Have Fun, Make Stuff, Learn
Wow, I have such a long list of stuff I want to do! ALL THE THINGS!! Finances limit me to the materials on hand, but fortunately, I’m a hoarder with a lot of materials. What is on my plate at this moment is:
Lives of Famous Women Project: Cecilia de Gatisbury is doing a photography project recreating Richard Tessards’ illuminations of Giovanni Boccaccio’s Lives of Famous Women. The illuminations were done between 1488 and 1496. I have volunteers to do Cornificia, a Poetess. She is 1st Century BC Roman, but is portrayed in 15th century attire. I have not tried to make a dress from this era before, so it will be an interesting challenge. I will be making a dress, underdress, cloak, veil, and felt shoes.
Japanese garb: I put on a lot of weight and most of my old Japanese garb no longer fits, so I’m making new Japanese garb. I’d like to have a court-worthy outfit finished this year, plus some simple lower-class camp garb (kosode, mobakama, ichime-gasa). I’d like to experiment some with construction techniques, reusing vintage kimono silk, or trying dyeing and fabric painting for embellishment.
Norse garb: my man needs his trousers! Alfgeirr has been after me to make a couple of pair of Thorsbjerg trousers for him. I didn’t get them done this year, but he’d like them by Lilies War next summer. He could also use some new tunics, a hat, and a coat. For myself, I’d like to make an apron-dress. Since I’ve sewn a lot in this style over the years, it’s just a question of fitting in the time to sew and learning more about embellishment (embroidery style, card-woven trim).
Fiber Arts: Some of this ties in with the sewing–fiber arts is a “dabbler” area for me. I want to play more with card-weaving and kumihimo, and learn the basics of sashiko stitching and maybe mess around some with dyes.
Calligraphy and Illumination: I’m still taking shodo lessons. Shodo is a lifetime art–there is so much to learn and do and try. I have two projects I want to complete this coming year: calliging the Iroha Poem in a variety of styles and carving some inkan (seals). I want to make a couple of European scrolls as well in 2017, either for kingdom or maybe as prize-scrolls, just to get back into practice. Calligraphy used to be my main art, but I’ve veered more towards poetry in recent years. Still, I’d like to keep my hand in.

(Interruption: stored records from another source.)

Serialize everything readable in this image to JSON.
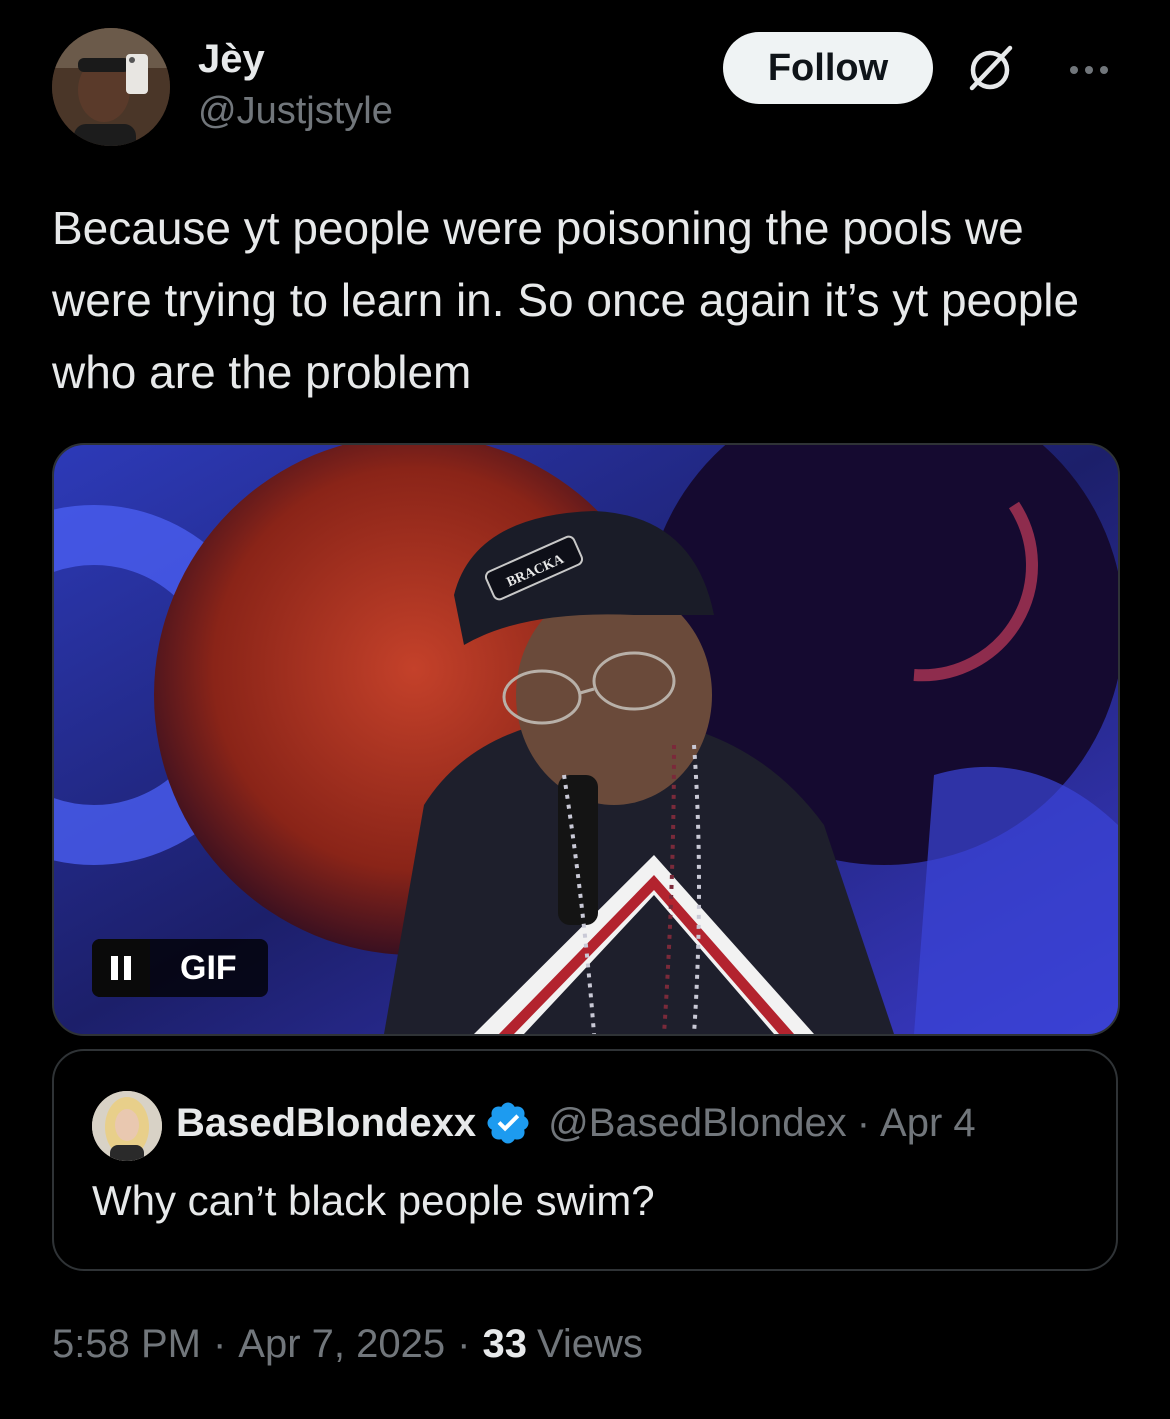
{
  "tweet": {
    "author": {
      "display_name": "Jèy",
      "handle": "@Justjstyle",
      "avatar_icon": "profile-photo"
    },
    "follow_label": "Follow",
    "text": "Because yt people were poisoning the pools we were trying to learn in. So once again it’s yt people who are the problem",
    "media": {
      "type_label": "GIF",
      "hat_text": "BRACKA"
    },
    "quoted": {
      "display_name": "BasedBlondexx",
      "verified": true,
      "handle": "@BasedBlondex",
      "separator": "·",
      "date": "Apr 4",
      "text": "Why can’t black people swim?"
    },
    "meta": {
      "time": "5:58 PM",
      "separator": "·",
      "date": "Apr 7, 2025",
      "views_count": "33",
      "views_label": "Views"
    }
  },
  "colors": {
    "background": "#000000",
    "text_primary": "#e7e9ea",
    "text_secondary": "#71767b",
    "border": "#2f3336",
    "verified_blue": "#1d9bf0",
    "follow_bg": "#eff3f4"
  }
}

Poetry: I’m in the middle of my first 100-poem sequence and wow, it is more difficult than I thought. So I plan to do another one in 2017 (or two, if I can manage it). I was playing around with the idea of straying into European poetic forms, but right now I have my hands full with the Japanese and Chinese. There is a boatload of background reading I have to do, since I have gotten my hands on some translated medieval poetic treatises. This is research heaven, but it also takes a lot of time.

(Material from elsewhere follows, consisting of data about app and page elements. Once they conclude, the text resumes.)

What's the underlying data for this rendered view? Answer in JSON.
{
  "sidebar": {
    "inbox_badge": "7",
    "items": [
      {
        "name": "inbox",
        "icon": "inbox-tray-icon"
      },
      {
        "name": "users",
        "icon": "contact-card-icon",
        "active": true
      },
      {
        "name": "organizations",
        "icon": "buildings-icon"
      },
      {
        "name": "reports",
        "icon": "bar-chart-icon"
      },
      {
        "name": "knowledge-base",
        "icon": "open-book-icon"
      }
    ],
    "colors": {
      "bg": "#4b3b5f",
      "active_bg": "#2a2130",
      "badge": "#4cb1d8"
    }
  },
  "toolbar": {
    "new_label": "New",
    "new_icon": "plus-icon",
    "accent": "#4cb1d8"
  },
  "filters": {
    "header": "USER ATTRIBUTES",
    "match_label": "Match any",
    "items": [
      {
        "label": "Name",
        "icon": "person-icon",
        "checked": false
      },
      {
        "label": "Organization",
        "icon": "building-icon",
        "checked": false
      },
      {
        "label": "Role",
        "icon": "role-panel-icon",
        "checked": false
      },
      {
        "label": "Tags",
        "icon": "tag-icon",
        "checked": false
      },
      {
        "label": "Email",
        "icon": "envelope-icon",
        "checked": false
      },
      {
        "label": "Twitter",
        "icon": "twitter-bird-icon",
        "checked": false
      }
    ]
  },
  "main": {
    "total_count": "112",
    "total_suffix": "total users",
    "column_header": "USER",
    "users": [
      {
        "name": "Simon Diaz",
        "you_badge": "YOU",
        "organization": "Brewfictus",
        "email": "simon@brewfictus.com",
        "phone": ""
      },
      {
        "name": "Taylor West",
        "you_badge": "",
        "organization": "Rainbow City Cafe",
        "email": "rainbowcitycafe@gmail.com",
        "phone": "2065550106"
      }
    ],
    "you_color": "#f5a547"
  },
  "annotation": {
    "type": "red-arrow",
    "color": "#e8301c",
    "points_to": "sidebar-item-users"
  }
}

Language study: Japanese language study continues at its slow, self-study pace. I’d be doing this even without the SCA, though, because it is fun.
Research: I want to learn more about the different medieval schools of Japanese Buddhism, as well as how Confucian and Daoist philosophy became integrated into the mainstream of Japanese society. There’s also been more published on nikki bungaku (diary literature), which I would like to get caught up on.
Besides local meetings, I’d like to average an event per month in 2017, finances and health permitting.
It’s a lot, isn’t it? I prefer to dream big. I may not get to everything I want to do in 2017, but this is just a template.